Language Selection

English French German Italian Portuguese Spanish

Ten Great Things About KDE (from a GNOME user)

Filed under
KDE

As a die-hard GNOME user, I never really looked at KDE as a good alternative. This is probably complete ignorance on my part. I have never used KDE for more than a day or so or unless the situation required it (i.e. PCLinuxOS’s GNOME is ancient). I think the reason I am so biased toward GNOME is the fact that it is the default in my favorite distribution - Ubuntu. I have only been using Linux seriously since the beginning of 2005. It was obvious Ubuntu was the main choice for ease of use and it seemed to work well with my hardware. I just sort of fell into GNOME without thinking anything of it.

KDE is definitely an excellent desktop environment. Here are ten things I have found that I really like about it. Keep in mind, this not in comparison to GNOME or anything else, just ten things I really like.

1. Konqueror - Let’s start with perhaps the most prominent. As a web browser Konqueror is decent, but as a file manager is where it shines for me. I absolutely love it. It loads incrediby fast. It’s very polished and doesn’t have any extra stuff slowing it down.

2. Appearance -

Full Story.

More in Tux Machines

Meaning of Convergence, Exploit Excludes Linux

The big news yesterday and even into today was the new Ubuntu tablet, which everyone including Canonical touted as "convergence delivered." Well, today Randall Ross scolds news sites for missing the "timely idea" that is convergence. In other news, security researchers have identified a new exploit that specifically avoids Linux. FOSS Force found that Linux users have no interest in anti-virus software and Phoronix reports on Ubuntu performance over the years. Read more

Tor Browser 5.5.1 Brings a Functional Private Anonymous Browser to Chinese Users

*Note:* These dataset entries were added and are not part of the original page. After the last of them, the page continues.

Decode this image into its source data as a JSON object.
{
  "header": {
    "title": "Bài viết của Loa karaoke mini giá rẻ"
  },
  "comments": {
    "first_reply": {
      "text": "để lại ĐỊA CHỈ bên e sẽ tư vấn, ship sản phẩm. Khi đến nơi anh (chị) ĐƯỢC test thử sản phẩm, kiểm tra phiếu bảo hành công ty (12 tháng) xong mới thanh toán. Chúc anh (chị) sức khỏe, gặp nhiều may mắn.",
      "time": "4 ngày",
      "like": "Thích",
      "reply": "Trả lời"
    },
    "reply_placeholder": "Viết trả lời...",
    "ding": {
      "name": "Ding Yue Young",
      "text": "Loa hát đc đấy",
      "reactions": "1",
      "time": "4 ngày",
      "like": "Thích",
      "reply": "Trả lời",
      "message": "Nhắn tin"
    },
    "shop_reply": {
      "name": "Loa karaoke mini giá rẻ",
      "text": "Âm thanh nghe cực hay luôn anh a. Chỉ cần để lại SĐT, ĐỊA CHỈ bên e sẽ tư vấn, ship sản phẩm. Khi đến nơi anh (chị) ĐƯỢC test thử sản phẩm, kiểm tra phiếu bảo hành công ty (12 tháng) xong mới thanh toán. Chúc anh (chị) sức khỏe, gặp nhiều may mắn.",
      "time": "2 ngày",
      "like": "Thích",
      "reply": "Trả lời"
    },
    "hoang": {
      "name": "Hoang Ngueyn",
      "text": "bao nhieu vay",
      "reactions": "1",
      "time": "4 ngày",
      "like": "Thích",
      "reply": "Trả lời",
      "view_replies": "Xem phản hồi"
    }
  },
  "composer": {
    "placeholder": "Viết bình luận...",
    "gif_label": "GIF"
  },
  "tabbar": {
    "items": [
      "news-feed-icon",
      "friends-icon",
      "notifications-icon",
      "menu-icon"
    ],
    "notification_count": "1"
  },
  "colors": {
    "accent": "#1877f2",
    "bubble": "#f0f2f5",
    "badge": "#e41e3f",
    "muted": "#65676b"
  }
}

The Tor Project announced today, February 5, 2016, the immediate availability for download of the first point release for the Tor Browser 5.5 anonymous web browser for Linux, Mac OS X, and Microsoft Windows platforms. Read more

Ubuntu Linux in the Wild: How a French University Uses Unity

Is Canonical's Unity interface for Ubuntu Linux ready for use by the masses? Arguably, no. But the administration of the Ecole normale supérieure (ENS) in Paris apparently likes Unity well enough to deploy it throughout the university's library. The ENS is one of France's "grandes écoles," or elite universities. It also happens to have one of the only open-stack academic libraries in Paris, which is what brought me there this week. I was surprised upon entering to find that the workstations throughout the library now run Ubuntu (which was not the case when I was last there, circa early 2012). Here's proof: Read more

The trials of certifying open source software

Open source won and, over the past five years or so, we have been seeing the acceleration of a new wave of open source projects that got their starts in corporations. This comes with a set of new challenges, as new corporate participants struggle with some of the realities. Folks generally understand that foundations provide neutrality in some form, but don't necessarily know how to drive the competitive discussions from the room. One of the more disturbing symptoms of this confusion is the discussions beginning around "certification" and what it means to be certified to a particular project. What is Certified Good SoftwareTM? [1] Read more